**EXERCISE PROMPT**
Pictures aside, copy every record word for word.

Entries taken from a collection
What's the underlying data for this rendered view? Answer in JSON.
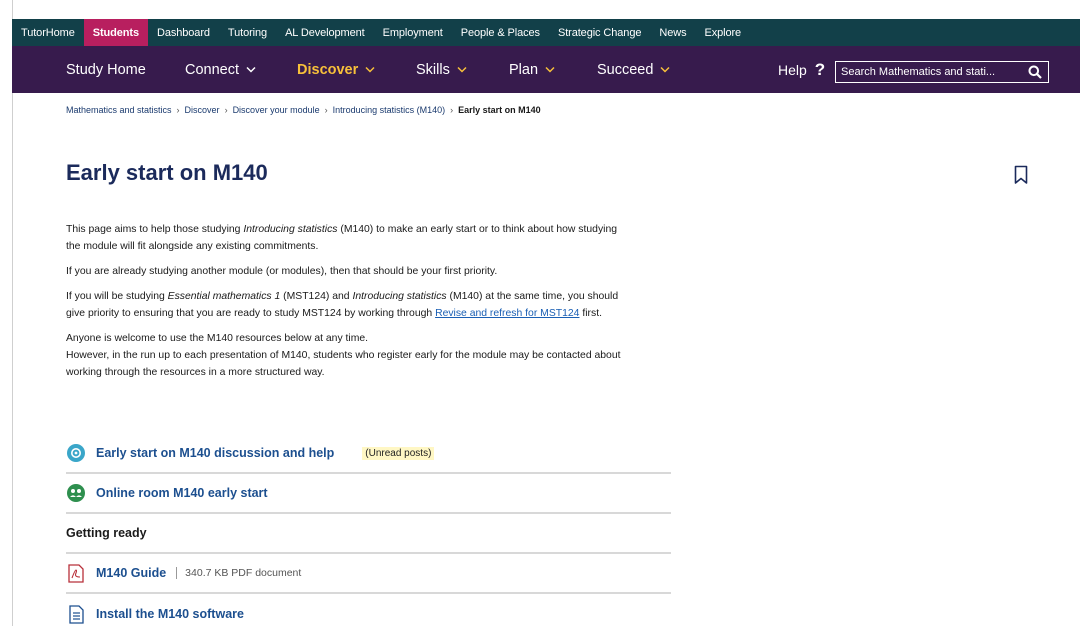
{
  "global_nav": [
    {
      "label": "TutorHome",
      "active": false
    },
    {
      "label": "Students",
      "active": true
    },
    {
      "label": "Dashboard",
      "active": false
    },
    {
      "label": "Tutoring",
      "active": false
    },
    {
      "label": "AL Development",
      "active": false
    },
    {
      "label": "Employment",
      "active": false
    },
    {
      "label": "People & Places",
      "active": false
    },
    {
      "label": "Strategic Change",
      "active": false
    },
    {
      "label": "News",
      "active": false
    },
    {
      "label": "Explore",
      "active": false
    }
  ],
  "site_nav": {
    "study_home": "Study Home",
    "connect": "Connect",
    "discover": "Discover",
    "skills": "Skills",
    "plan": "Plan",
    "succeed": "Succeed",
    "help": "Help",
    "help_mark": "?",
    "search_placeholder": "Search Mathematics and stati..."
  },
  "breadcrumb": {
    "items": [
      "Mathematics and statistics",
      "Discover",
      "Discover your module",
      "Introducing statistics (M140)"
    ],
    "current": "Early start on M140",
    "separator": "›"
  },
  "page": {
    "title": "Early start on M140",
    "p1_a": "This page aims to help those studying ",
    "p1_em": "Introducing statistics",
    "p1_b": " (M140) to make an early start or to think about how studying the module will fit alongside any existing commitments.",
    "p2": "If you are already studying another module (or modules), then that should be your first priority.",
    "p3_a": "If you will be studying ",
    "p3_em1": "Essential mathematics 1",
    "p3_b": " (MST124) and ",
    "p3_em2": "Introducing statistics",
    "p3_c": " (M140) at the same time, you should give priority to ensuring that you are ready to study MST124 by working through ",
    "p3_link": "Revise and refresh for MST124",
    "p3_d": " first.",
    "p4_line1": "Anyone is welcome to use the M140 resources below at any time.",
    "p4_line2": "However, in the run up to each presentation of M140, students who register early for the module may be contacted about working through the resources in a more structured way."
  },
  "resources": {
    "forum_label": "Early start on M140 discussion and help",
    "forum_badge": "(Unread posts)",
    "room_label": "Online room M140 early start",
    "section_heading": "Getting ready",
    "guide_label": "M140 Guide",
    "guide_meta": "340.7 KB PDF document",
    "software_label": "Install the M140 software"
  },
  "colors": {
    "global_nav_bg": "#124049",
    "active_tab": "#b81f5f",
    "site_nav_bg": "#371b4d",
    "discover_accent": "#f7c03a",
    "title": "#1b2a5b",
    "link": "#1c4f8f"
  }
}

**REPLY TO THE TASK**
What's the underlying data for this rendered view? Answer in JSON.
{
  "global_nav": [
    {
      "label": "TutorHome",
      "active": false
    },
    {
      "label": "Students",
      "active": true
    },
    {
      "label": "Dashboard",
      "active": false
    },
    {
      "label": "Tutoring",
      "active": false
    },
    {
      "label": "AL Development",
      "active": false
    },
    {
      "label": "Employment",
      "active": false
    },
    {
      "label": "People & Places",
      "active": false
    },
    {
      "label": "Strategic Change",
      "active": false
    },
    {
      "label": "News",
      "active": false
    },
    {
      "label": "Explore",
      "active": false
    }
  ],
  "site_nav": {
    "study_home": "Study Home",
    "connect": "Connect",
    "discover": "Discover",
    "skills": "Skills",
    "plan": "Plan",
    "succeed": "Succeed",
    "help": "Help",
    "help_mark": "?",
    "search_placeholder": "Search Mathematics and stati..."
  },
  "breadcrumb": {
    "items": [
      "Mathematics and statistics",
      "Discover",
      "Discover your module",
      "Introducing statistics (M140)"
    ],
    "current": "Early start on M140",
    "separator": "›"
  },
  "page": {
    "title": "Early start on M140",
    "p1_a": "This page aims to help those studying ",
    "p1_em": "Introducing statistics",
    "p1_b": " (M140) to make an early start or to think about how studying the module will fit alongside any existing commitments.",
    "p2": "If you are already studying another module (or modules), then that should be your first priority.",
    "p3_a": "If you will be studying ",
    "p3_em1": "Essential mathematics 1",
    "p3_b": " (MST124) and ",
    "p3_em2": "Introducing statistics",
    "p3_c": " (M140) at the same time, you should give priority to ensuring that you are ready to study MST124 by working through ",
    "p3_link": "Revise and refresh for MST124",
    "p3_d": " first.",
    "p4_line1": "Anyone is welcome to use the M140 resources below at any time.",
    "p4_line2": "However, in the run up to each presentation of M140, students who register early for the module may be contacted about working through the resources in a more structured way."
  },
  "resources": {
    "forum_label": "Early start on M140 discussion and help",
    "forum_badge": "(Unread posts)",
    "room_label": "Online room M140 early start",
    "section_heading": "Getting ready",
    "guide_label": "M140 Guide",
    "guide_meta": "340.7 KB PDF document",
    "software_label": "Install the M140 software"
  },
  "colors": {
    "global_nav_bg": "#124049",
    "active_tab": "#b81f5f",
    "site_nav_bg": "#371b4d",
    "discover_accent": "#f7c03a",
    "title": "#1b2a5b",
    "link": "#1c4f8f"
  }
}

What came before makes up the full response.